Content distribution is now the responsibility of SQL Server replication, though software packages, patches and OS images still use the file-based model. Replicated data is divided into Global data (administrator generated, such as collections, RBAC roles and the like) and Site data (system generated). Because of this, each secondary site will need SQL Server (SQL Server Express is included).

Client agent settings are now defined at the collection level, instead of at the site level. You can have each client receive settings from multiple collections. Active Directory schema extensions are the same as in SCCM 2007, so publishing site information will work without any further schema changes. If you have Windows Server 2008 R2 with Windows 7 (Ultimate or Enterprise) in a branch, SCCM 2012 can take advantage of BranchCache.

Branch Distribution Points let you store packages on a workstation computer. This works well in offices with fewer than 100 devices, where Background Intelligent Transfer System, or BITS, bandwidth control is enough. Although there are DP groups in SCCM 2007, they’re mostly a cosmetic administrative aid. When you add content to a DP group in SCCM 2012, all members receive that data. When you add another DP, it, too, receives all group content. SCCM 2012 also lets you manually copy content to both branch DPs and standard DPs. SCCM 2007 only allows this for branch DPs.

Plan Your Migration

Moving from Systems Management Server (SMS) 2003 to SCCM 2007 offered two options: side-by-side migration or in-place upgrade. Microsoft provided no tools to help with the former option. Going from SCCM 2007 to SCCM 2012, there’s no in-place upgrade (because of the switch to 64-bit architecture). However, there are migration tools built into the console. To migrate SCCM 2007, it needs to be at the service pack 2 level.
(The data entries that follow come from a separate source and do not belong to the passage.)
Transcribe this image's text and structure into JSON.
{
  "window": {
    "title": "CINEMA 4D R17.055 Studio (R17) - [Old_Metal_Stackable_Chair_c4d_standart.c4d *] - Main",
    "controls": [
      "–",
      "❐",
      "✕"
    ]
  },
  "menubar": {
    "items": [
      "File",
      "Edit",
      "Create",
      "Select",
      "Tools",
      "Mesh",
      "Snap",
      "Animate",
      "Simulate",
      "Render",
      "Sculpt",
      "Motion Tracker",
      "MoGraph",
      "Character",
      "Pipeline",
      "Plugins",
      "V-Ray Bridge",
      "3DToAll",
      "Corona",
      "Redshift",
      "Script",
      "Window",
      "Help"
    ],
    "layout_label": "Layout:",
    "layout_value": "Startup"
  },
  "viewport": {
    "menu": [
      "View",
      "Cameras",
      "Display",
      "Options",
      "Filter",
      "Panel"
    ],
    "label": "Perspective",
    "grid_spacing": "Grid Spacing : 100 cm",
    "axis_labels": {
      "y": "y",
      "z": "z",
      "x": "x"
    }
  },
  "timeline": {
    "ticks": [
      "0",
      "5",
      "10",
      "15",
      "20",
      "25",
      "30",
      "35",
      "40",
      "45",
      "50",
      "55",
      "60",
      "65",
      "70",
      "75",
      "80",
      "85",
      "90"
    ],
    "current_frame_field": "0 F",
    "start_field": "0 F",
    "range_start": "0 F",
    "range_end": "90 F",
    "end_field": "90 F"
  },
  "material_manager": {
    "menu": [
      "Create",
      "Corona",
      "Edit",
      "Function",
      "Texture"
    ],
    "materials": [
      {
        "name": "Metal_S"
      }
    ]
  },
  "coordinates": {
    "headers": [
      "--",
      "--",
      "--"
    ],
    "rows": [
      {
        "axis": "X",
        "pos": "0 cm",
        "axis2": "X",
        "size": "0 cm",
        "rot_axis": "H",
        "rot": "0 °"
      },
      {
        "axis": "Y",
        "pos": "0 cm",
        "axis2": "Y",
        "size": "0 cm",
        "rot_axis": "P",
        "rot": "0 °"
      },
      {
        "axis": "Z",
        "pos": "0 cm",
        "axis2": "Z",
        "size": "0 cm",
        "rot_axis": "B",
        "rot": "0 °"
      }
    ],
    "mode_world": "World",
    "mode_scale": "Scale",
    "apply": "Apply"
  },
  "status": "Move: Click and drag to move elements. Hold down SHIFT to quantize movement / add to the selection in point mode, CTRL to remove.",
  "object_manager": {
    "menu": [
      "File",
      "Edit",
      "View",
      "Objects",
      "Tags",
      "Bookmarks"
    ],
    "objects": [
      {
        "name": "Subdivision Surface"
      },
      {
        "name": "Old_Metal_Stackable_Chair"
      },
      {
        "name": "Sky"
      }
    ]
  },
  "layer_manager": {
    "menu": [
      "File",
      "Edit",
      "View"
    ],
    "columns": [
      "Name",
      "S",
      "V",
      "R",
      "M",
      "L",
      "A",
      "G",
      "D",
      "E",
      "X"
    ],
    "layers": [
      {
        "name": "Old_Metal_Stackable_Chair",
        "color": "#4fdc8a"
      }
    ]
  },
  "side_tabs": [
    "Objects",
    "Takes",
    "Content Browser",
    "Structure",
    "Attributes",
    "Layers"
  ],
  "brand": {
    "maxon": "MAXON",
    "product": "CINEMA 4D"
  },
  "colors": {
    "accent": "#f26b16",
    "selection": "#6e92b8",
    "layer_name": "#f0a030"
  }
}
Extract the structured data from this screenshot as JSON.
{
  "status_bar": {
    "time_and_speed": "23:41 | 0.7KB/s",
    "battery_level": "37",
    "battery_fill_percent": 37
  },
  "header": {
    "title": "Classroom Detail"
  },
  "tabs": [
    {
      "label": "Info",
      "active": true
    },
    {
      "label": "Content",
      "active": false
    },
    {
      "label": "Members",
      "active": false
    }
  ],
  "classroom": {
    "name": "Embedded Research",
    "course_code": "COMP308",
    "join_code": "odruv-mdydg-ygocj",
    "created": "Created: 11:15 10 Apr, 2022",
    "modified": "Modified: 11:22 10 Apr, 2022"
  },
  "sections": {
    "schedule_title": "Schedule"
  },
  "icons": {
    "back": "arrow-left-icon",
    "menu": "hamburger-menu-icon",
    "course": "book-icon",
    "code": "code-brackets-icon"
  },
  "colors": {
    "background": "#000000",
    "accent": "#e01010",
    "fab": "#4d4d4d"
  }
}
SCCM 2012 is installed in parallel (with new site codes). Starting at the central site, it maps metadata from the old environment to the new. Each site is matched to its counterpart. This synchronization is also scheduled so that any changes during the migration are replicated from the old to the new. Once it has created the structure in SCCM 2012, it copies actual objects via migration jobs you can run on-demand or schedule for later.

You can’t mix users and computers in SCCM 2012 collections. If you have mixed collections in your current environment, you’ll need to change them before migration. Packages remain as packages in SCCM 2012. If you want to take advantage of the application improvements, you’ll have to convert these manually.

DPs are shared during the migration phase. You can use both SCCM 2007 and SCCM 2012 clients to access DPs. SCCM clients are upgraded via your software-distribution method of choice. Migration continues down the hierarchy until everything has been converted; then the scheduled synchronizations are turned off, starting at the bottom.

The Desired Configuration Management (DCM) in SCCM 2007 has been renamed as Settings Management, and it goes the last mile. Rather than just reporting on configuration drift, there’s now an option for manual or even automatic remediation for file, registry and WMI-configuration items.

SCCM 2012 is a big change. Putting users in the center of its management philosophy and involving them is a clever move. The new console and the promise of a simpler hierarchy is sure to be enticing, and the new application model is sure to save you considerable time.

Paul Schnackenburg Paul Schnackenburg has been working in IT since the days of 286 computers. He works part time as an IT teacher as well as running his own business, Expert IT Solutions, on the Sunshine Coast of Australia. He has MCSE, MCT, MCTS and MCITP certifications and specializes in Windows Server, Hyper-V and Exchange solutions for businesses. Reach him at and follow his blog at